Perhaps it was viewing a collection of funeral memorabilia (see Memorable Memorials)as well as an artistic display of Freida Warther’s buttons located at the Warther Museum and Gardens, that sparked the idea of writing about things, other than thoughts, that I’ve collected.The first things I can remember collecting were cancelled stamps beginning with a 1/2 cent stamp found on an envelope in Grandma’s attic, Lincoln Wheat Pennies, and porcelain horse figurines. The stamps and pennies were treasures that I accumulated just by paying attention to what passed through my hands. The horses were purchased with my own money and proudly displayed, then later passed along to a friend with a similar collection.
Not all collections are displayed. Some are kept in secret places to be discovered from time to time and delighted in once again. Just the other day, I pulled the rubber band off the bundle of love letters my husband sent during our dating days and was reminded of days gone by. Photo collections from our kids’ childhoods are carefully stored in albums, ensuring that the memories don’t fade away. When they were young boys, I subscribed to Family Fun Magazine. Just last year, I leafed through the pile of issues, tearing out a few pages before recycling the magazines. These days I subscribe to Cooking Light and tear out a couple of recipes each month to add to my recipe collection. My other utilitarian collections include crochet patterns and flute music.
The value of my collections is much more sentimental than material. I love to pick up a souvenir when on a trip, and have gathered bells from some states we’ve visited. The Rooster bell with salt and pepper shakers is from my mom’s large collection of sets that she has been parting with.
It’s nice when someone you love has a collection. When Mom was collecting a set of animal salt and peppers for each letter of the alphabet. I experienced the thrill of the hunt, locating a pair of Quails. With a sister collecting clowns, I would buy or crochet one for her from time to time. She has narrowed the collection to Emmitt Kelly Jr. figures, so I keep my eyes open for his sad face at antique stores . With a son who loves Nintendo’s Mario collectables, it has been fun to present him with a hard-to-find figure once in a while. As a kid of the 90s, Kyle also enjoyed the Beanie Baby craze and I gathered a selection of red, white, and blue bears to add to my Americana decor. Interesting fact: those who collect teddy bears are called Arctophiles.
In 1992, we moved from Ohio to North Dakota, a state where Northern Cardinals fear to fly. I had enjoyed watching the bright red birds in Ohio and hatched the idea to collect Cardinal sun catchers and attach them to my dining room window. This was my favorite collecting experience. I’ve disposed of broken or faded ones, but still have a few of the sun catchers. Back in Ohio for 20 years now, this may be the time to choose a favorite one and put the rest in my garage sale. Here are some that remain.
In 1999, the 50 State Quarters Program began. It is reported that roughly half of the U.S. population collected those quarters, either casually or as a serious pursuit. Here’s my complete group of State Quarters which we still display. Finite collections are satisfying and not as likely to encroach on space or sanity.

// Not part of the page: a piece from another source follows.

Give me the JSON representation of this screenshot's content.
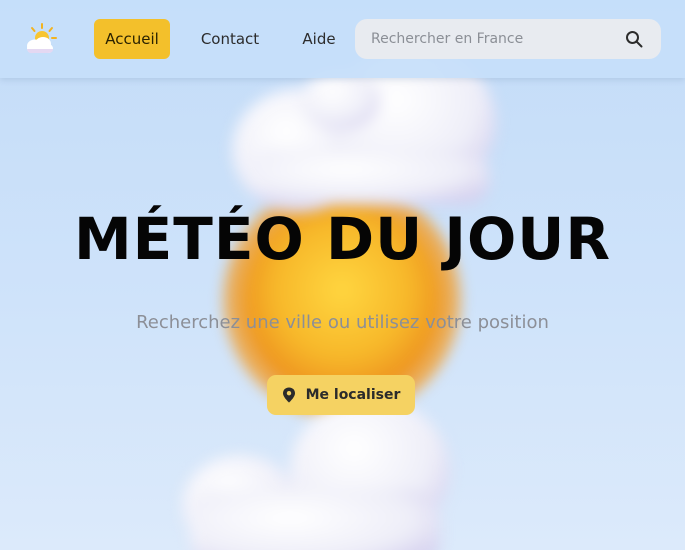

I currently have an open-ended collection of angel figurines who play flutes. They have special meaning for me as a flutist. They’re a little hard to find, especially angels who know that the flute is held to the right side of the body. All but a few taller pieces are displayed on a china closet shelf in our dining room.
While collecting thoughts about collecting, I read a lighthearted article written by Mark B. McKinley, Ed.D., professor of psychology at Lorain County Community College in Ohio. McKinley describes the evolution of collecting, the motivations to collect, collecting vs hoarding, and hoarding as pathology. He begins with the statement, “Everybody collects something.” What do you collect?